Massachusetts General Hospital
Boston, Massachusetts, United States, 02114
Sponsors and Collaborators
National Institute of Allergy and Infectious Diseases (NIAID)
Immune Tolerance Network (ITN)
Principal Investigator: David Sachs, MD Massacusetts General Hospital
Principal Investigator: Ben Cosimi, MD Massachusetts General Hospital
  More Information

Additional Information:
Responsible Party: National Institute of Allergy and Infectious Diseases (NIAID) Identifier: NCT00801632     History of Changes
Other Study ID Numbers: DAIT ITN036ST 
Study First Received: December 2, 2008
Results First Received: April 21, 2015
Last Updated: November 6, 2015
Health Authority: United States: Institutional Review Board
United States: Food and Drug Administration

Keywords provided by National Institute of Allergy and Infectious Diseases (NIAID):
renal allograft tolerance
mixed chimerism
kidney transplant
bone marrow transplant

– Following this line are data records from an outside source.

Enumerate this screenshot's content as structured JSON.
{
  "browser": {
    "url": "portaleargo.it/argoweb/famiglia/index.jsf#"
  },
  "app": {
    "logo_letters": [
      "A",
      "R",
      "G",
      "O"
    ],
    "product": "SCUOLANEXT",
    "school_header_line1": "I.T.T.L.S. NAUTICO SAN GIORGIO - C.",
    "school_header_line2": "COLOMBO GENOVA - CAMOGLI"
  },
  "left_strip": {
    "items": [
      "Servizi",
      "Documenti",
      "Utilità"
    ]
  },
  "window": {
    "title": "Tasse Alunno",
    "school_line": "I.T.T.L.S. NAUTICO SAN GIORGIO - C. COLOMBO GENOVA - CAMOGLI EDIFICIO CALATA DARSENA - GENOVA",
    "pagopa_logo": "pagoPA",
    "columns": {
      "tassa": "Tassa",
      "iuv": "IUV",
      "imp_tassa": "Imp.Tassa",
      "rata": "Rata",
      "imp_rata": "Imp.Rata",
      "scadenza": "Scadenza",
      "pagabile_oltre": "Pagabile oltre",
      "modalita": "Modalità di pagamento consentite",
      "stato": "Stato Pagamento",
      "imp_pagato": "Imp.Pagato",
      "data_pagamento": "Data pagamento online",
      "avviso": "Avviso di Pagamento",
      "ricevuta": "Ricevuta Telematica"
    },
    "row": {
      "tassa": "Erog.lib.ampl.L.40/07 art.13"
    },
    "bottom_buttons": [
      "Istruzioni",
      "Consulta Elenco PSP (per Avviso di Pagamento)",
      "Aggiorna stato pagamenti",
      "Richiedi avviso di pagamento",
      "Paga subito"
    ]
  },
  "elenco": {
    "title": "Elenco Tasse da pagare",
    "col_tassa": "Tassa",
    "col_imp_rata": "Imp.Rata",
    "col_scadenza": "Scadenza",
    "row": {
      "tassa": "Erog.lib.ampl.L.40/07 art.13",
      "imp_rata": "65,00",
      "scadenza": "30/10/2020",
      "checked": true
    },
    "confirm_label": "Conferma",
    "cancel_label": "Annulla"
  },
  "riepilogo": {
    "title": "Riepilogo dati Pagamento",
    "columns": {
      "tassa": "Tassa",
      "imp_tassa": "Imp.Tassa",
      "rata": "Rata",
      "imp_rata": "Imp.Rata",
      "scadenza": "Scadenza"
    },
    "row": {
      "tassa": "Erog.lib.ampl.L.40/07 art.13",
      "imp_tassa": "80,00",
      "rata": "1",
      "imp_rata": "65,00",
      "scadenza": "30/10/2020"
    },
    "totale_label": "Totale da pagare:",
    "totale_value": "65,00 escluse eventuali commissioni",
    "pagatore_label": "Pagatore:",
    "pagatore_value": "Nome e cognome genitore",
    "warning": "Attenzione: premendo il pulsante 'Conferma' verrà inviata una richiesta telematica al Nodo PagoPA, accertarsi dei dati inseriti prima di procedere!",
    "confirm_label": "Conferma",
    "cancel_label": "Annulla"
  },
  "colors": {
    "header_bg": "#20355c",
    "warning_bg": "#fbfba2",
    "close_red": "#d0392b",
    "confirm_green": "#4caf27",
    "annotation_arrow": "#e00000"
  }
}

Additional relevant MeSH terms:
Renal Insufficiency
Kidney Failure, Chronic
Kidney Diseases
Urologic Diseases
Renal Insufficiency, Chronic
Methylprednisolone Hemisuccinate
Prednisolone acetate
Methylprednisolone acetate
Prednisolone hemisuccinate
Prednisolone phosphate
Immunosuppressive Agents
Immunologic Factors
Physiological Effects of Drugs
Antirheumatic Agents
Antineoplastic Agents, Alkylating
Alkylating Agents
Molecular Mechanisms of Pharmacological Action
Antineoplastic Agents
Myeloablative Agonists
Anti-Inflammatory Agents
Autonomic Agents
Peripheral Nervous System Agents
Gastrointestinal Agents processed this record on September 30, 2016